### [How to complete this task]
The answer must consist of each line of the records below that contains the string "JSON".

### [Available records]
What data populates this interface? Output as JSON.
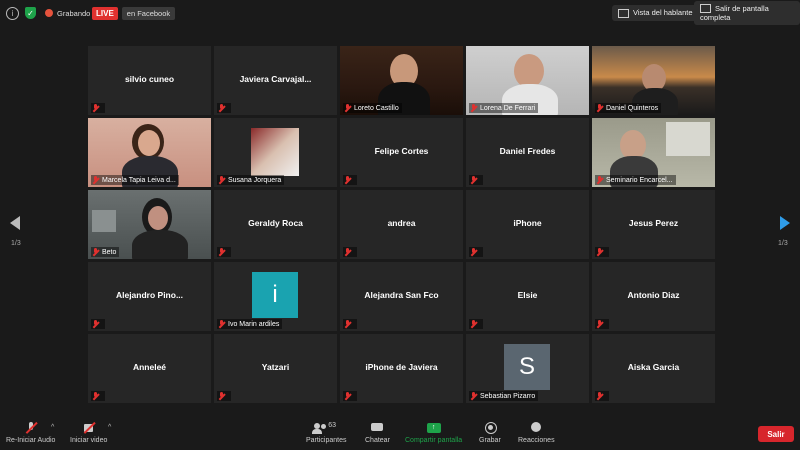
{
  "topbar": {
    "recording_label": "Grabando",
    "live_label": "LIVE",
    "facebook_label": "en Facebook",
    "speaker_view_label": "Vista del hablante",
    "exit_fullscreen_label": "Salir de pantalla completa"
  },
  "colors": {
    "active_speaker": "#c9e84f",
    "live": "#e0312f",
    "share": "#1ea34a",
    "leave": "#d7262c",
    "nav_right": "#2f9ce8"
  },
  "tiles": [
    {
      "name": "silvio cuneo",
      "label": ""
    },
    {
      "name": "Javiera  Carvajal...",
      "label": ""
    },
    {
      "name": "",
      "label": "Loreto Castillo"
    },
    {
      "name": "",
      "label": "Lorena De Ferrari"
    },
    {
      "name": "",
      "label": "Daniel Quinteros"
    },
    {
      "name": "",
      "label": "Marcela Tapia Leiva d..."
    },
    {
      "name": "",
      "label": "Susana Jorquera"
    },
    {
      "name": "Felipe Cortes",
      "label": ""
    },
    {
      "name": "Daniel Fredes",
      "label": ""
    },
    {
      "name": "",
      "label": "Seminario Encarcel..."
    },
    {
      "name": "",
      "label": "Beto"
    },
    {
      "name": "Geraldy Roca",
      "label": ""
    },
    {
      "name": "andrea",
      "label": ""
    },
    {
      "name": "iPhone",
      "label": ""
    },
    {
      "name": "Jesus Perez",
      "label": ""
    },
    {
      "name": "Alejandro  Pino...",
      "label": ""
    },
    {
      "name": "",
      "label": "Ivo Marin ardiles",
      "avatar": "i"
    },
    {
      "name": "Alejandra San Fco",
      "label": ""
    },
    {
      "name": "Elsie",
      "label": ""
    },
    {
      "name": "Antonio Diaz",
      "label": ""
    },
    {
      "name": "Anneleé",
      "label": ""
    },
    {
      "name": "Yatzari",
      "label": ""
    },
    {
      "name": "iPhone de Javiera",
      "label": ""
    },
    {
      "name": "",
      "label": "Sebastian Pizarro",
      "avatar": "S"
    },
    {
      "name": "Aiska Garcia",
      "label": ""
    }
  ],
  "pagination": {
    "left": "1/3",
    "right": "1/3"
  },
  "bottombar": {
    "unmute_label": "Re-Iniciar Audio",
    "video_label": "Iniciar video",
    "participants_label": "Participantes",
    "participants_count": "63",
    "chat_label": "Chatear",
    "share_label": "Compartir pantalla",
    "record_label": "Grabar",
    "reactions_label": "Reacciones",
    "leave_label": "Salir"
  }
}
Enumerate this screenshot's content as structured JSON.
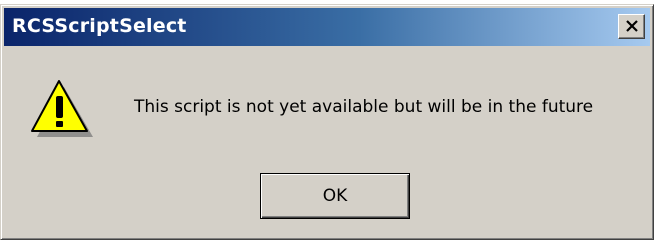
{
  "window": {
    "title": "RCSScriptSelect",
    "close_icon": "close-icon"
  },
  "dialog": {
    "icon": "warning-icon",
    "message": "This script is not yet available but will be in the future",
    "ok_label": "OK"
  },
  "colors": {
    "titlebar_start": "#0a246a",
    "titlebar_end": "#a6caf0",
    "face": "#d4d0c8",
    "warning_yellow": "#ffff00"
  }
}
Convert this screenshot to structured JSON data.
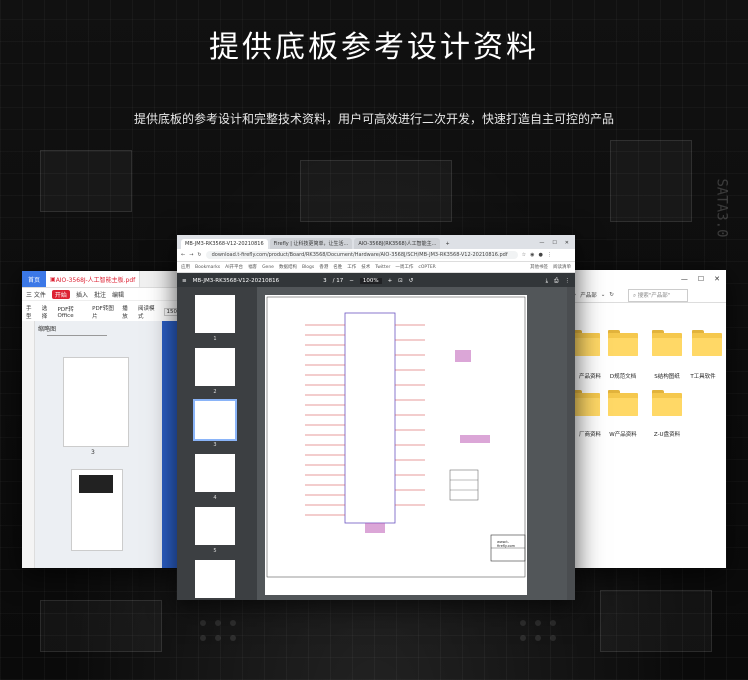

### [Written solution]
What data populates this interface? Output as JSON.
Enumerate this screenshot's content as structured JSON.
Convert this screenshot to structured JSON data.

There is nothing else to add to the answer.